Do you grieve this Advent season?
The original coming of Christ made angels, shepherds, and Magi rejoice. It also made people weep as baby boys were slaughtered in Bethlehem (Matt. 2:16-18). Advent, then and now, can be a time of confusion and grief.
“To some people, the approaching Christmas season spells loneliness, darkness, even pain,” Pastor Irma Janzen wrote 15 years ago. “They don’t look forward to it. It can be the most difficult season of the year” (What if Christmas isn’t Merry? Dec. 4, 2002, The Messenger).
“Some people in our congregations get overtired because they are too busy. Others overspend and feel guilty,” Irma said. She wrote that “commercialism and media make much out of Christmas,” while Christmas reminds some people how relationships have broken down. These are words to hear.
Family gatherings at Christmas reveal tensions, weaknesses as well as strengths, in how members relate to each other. Such gatherings amid strained relationships are mixed times of joy, stress, and grief. In the midst of this, Christ’s grace and the Church are much needed.
How do the actions of the Church and the sermons you hear at Christmas speak to your grief and strained relationships? How do they miss them?

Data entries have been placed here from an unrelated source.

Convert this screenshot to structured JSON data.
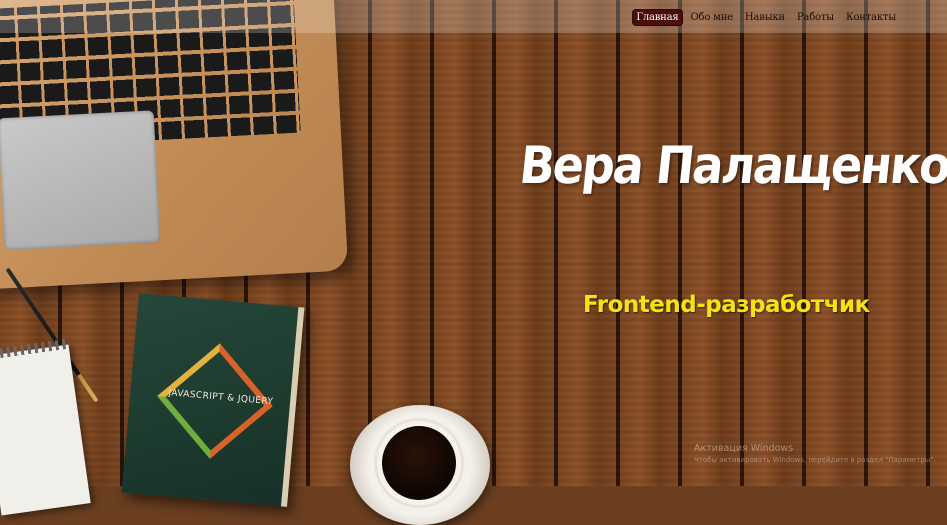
{
  "nav": {
    "items": [
      "Главная",
      "Обо мне",
      "Навыки",
      "Работы",
      "Контакты"
    ],
    "active_index": 0
  },
  "hero": {
    "name": "Вера Палащенко",
    "role": "Frontend-разработчик"
  },
  "decor": {
    "book_title": "JAVASCRIPT & JQUERY"
  },
  "watermark": {
    "title": "Активация Windows",
    "subtitle": "Чтобы активировать Windows, перейдите в раздел \"Параметры\"."
  },
  "colors": {
    "nav_active_bg": "#4a0f0a",
    "name_color": "#ffffff",
    "role_color": "#f4e313"
  }
}
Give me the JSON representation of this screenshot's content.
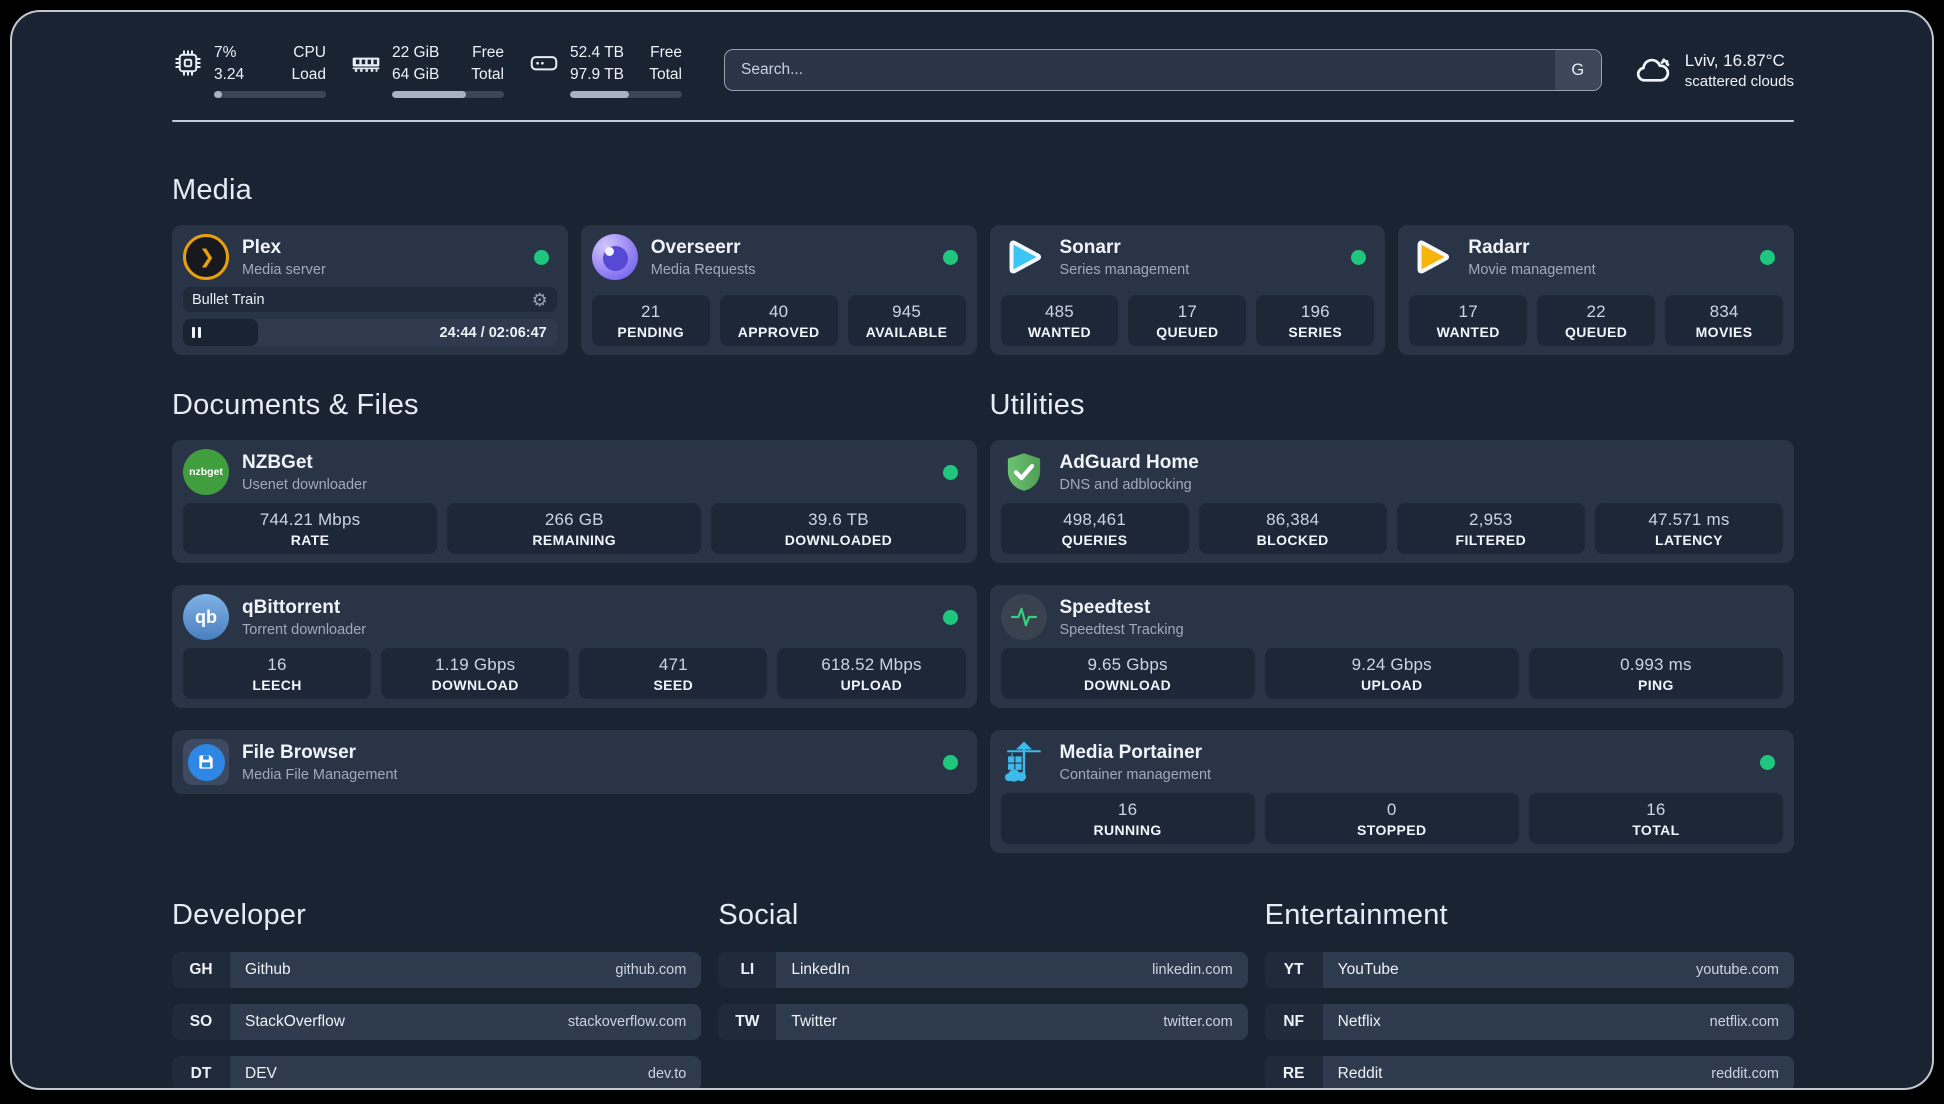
{
  "header": {
    "system": [
      {
        "value1": "7%",
        "value2": "3.24",
        "label1": "CPU",
        "label2": "Load",
        "progress_pct": 7
      },
      {
        "value1": "22 GiB",
        "value2": "64 GiB",
        "label1": "Free",
        "label2": "Total",
        "progress_pct": 66
      },
      {
        "value1": "52.4 TB",
        "value2": "97.9 TB",
        "label1": "Free",
        "label2": "Total",
        "progress_pct": 53
      }
    ],
    "search": {
      "placeholder": "Search...",
      "engine_button": "G"
    },
    "weather": {
      "location": "Lviv, 16.87°C",
      "condition": "scattered clouds"
    }
  },
  "icons": {
    "settings_glyph": "⚙",
    "plex_glyph": "❯",
    "nzbget_text": "nzbget",
    "qbittorrent_text": "qb"
  },
  "sections": {
    "media": {
      "title": "Media",
      "plex": {
        "title": "Plex",
        "subtitle": "Media server",
        "now_playing": "Bullet Train",
        "time": "24:44 / 02:06:47",
        "progress_pct": 20
      },
      "overseerr": {
        "title": "Overseerr",
        "subtitle": "Media Requests",
        "stats": [
          {
            "value": "21",
            "label": "PENDING"
          },
          {
            "value": "40",
            "label": "APPROVED"
          },
          {
            "value": "945",
            "label": "AVAILABLE"
          }
        ]
      },
      "sonarr": {
        "title": "Sonarr",
        "subtitle": "Series management",
        "stats": [
          {
            "value": "485",
            "label": "WANTED"
          },
          {
            "value": "17",
            "label": "QUEUED"
          },
          {
            "value": "196",
            "label": "SERIES"
          }
        ]
      },
      "radarr": {
        "title": "Radarr",
        "subtitle": "Movie management",
        "stats": [
          {
            "value": "17",
            "label": "WANTED"
          },
          {
            "value": "22",
            "label": "QUEUED"
          },
          {
            "value": "834",
            "label": "MOVIES"
          }
        ]
      }
    },
    "documents": {
      "title": "Documents & Files",
      "nzbget": {
        "title": "NZBGet",
        "subtitle": "Usenet downloader",
        "stats": [
          {
            "value": "744.21 Mbps",
            "label": "RATE"
          },
          {
            "value": "266 GB",
            "label": "REMAINING"
          },
          {
            "value": "39.6 TB",
            "label": "DOWNLOADED"
          }
        ]
      },
      "qbittorrent": {
        "title": "qBittorrent",
        "subtitle": "Torrent downloader",
        "stats": [
          {
            "value": "16",
            "label": "LEECH"
          },
          {
            "value": "1.19 Gbps",
            "label": "DOWNLOAD"
          },
          {
            "value": "471",
            "label": "SEED"
          },
          {
            "value": "618.52 Mbps",
            "label": "UPLOAD"
          }
        ]
      },
      "filebrowser": {
        "title": "File Browser",
        "subtitle": "Media File Management"
      }
    },
    "utilities": {
      "title": "Utilities",
      "adguard": {
        "title": "AdGuard Home",
        "subtitle": "DNS and adblocking",
        "stats": [
          {
            "value": "498,461",
            "label": "QUERIES"
          },
          {
            "value": "86,384",
            "label": "BLOCKED"
          },
          {
            "value": "2,953",
            "label": "FILTERED"
          },
          {
            "value": "47.571 ms",
            "label": "LATENCY"
          }
        ]
      },
      "speedtest": {
        "title": "Speedtest",
        "subtitle": "Speedtest Tracking",
        "stats": [
          {
            "value": "9.65 Gbps",
            "label": "DOWNLOAD"
          },
          {
            "value": "9.24 Gbps",
            "label": "UPLOAD"
          },
          {
            "value": "0.993 ms",
            "label": "PING"
          }
        ]
      },
      "portainer": {
        "title": "Media Portainer",
        "subtitle": "Container management",
        "stats": [
          {
            "value": "16",
            "label": "RUNNING"
          },
          {
            "value": "0",
            "label": "STOPPED"
          },
          {
            "value": "16",
            "label": "TOTAL"
          }
        ]
      }
    },
    "links": {
      "developer": {
        "title": "Developer",
        "items": [
          {
            "abbr": "GH",
            "name": "Github",
            "url": "github.com"
          },
          {
            "abbr": "SO",
            "name": "StackOverflow",
            "url": "stackoverflow.com"
          },
          {
            "abbr": "DT",
            "name": "DEV",
            "url": "dev.to"
          }
        ]
      },
      "social": {
        "title": "Social",
        "items": [
          {
            "abbr": "LI",
            "name": "LinkedIn",
            "url": "linkedin.com"
          },
          {
            "abbr": "TW",
            "name": "Twitter",
            "url": "twitter.com"
          }
        ]
      },
      "entertainment": {
        "title": "Entertainment",
        "items": [
          {
            "abbr": "YT",
            "name": "YouTube",
            "url": "youtube.com"
          },
          {
            "abbr": "NF",
            "name": "Netflix",
            "url": "netflix.com"
          },
          {
            "abbr": "RE",
            "name": "Reddit",
            "url": "reddit.com"
          }
        ]
      }
    }
  },
  "colors": {
    "status_online": "#1fc77e",
    "page_bg": "#1a2332",
    "card_bg": "#2a3447",
    "tile_bg": "#1e2738",
    "plex_accent": "#e8a00c"
  }
}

O Lord, Christmas creates tension for us. We are sometimes hurt and confused. Help us to find your grace. Help us to feel and know that we are not alone. In Jesus’ name. Amen.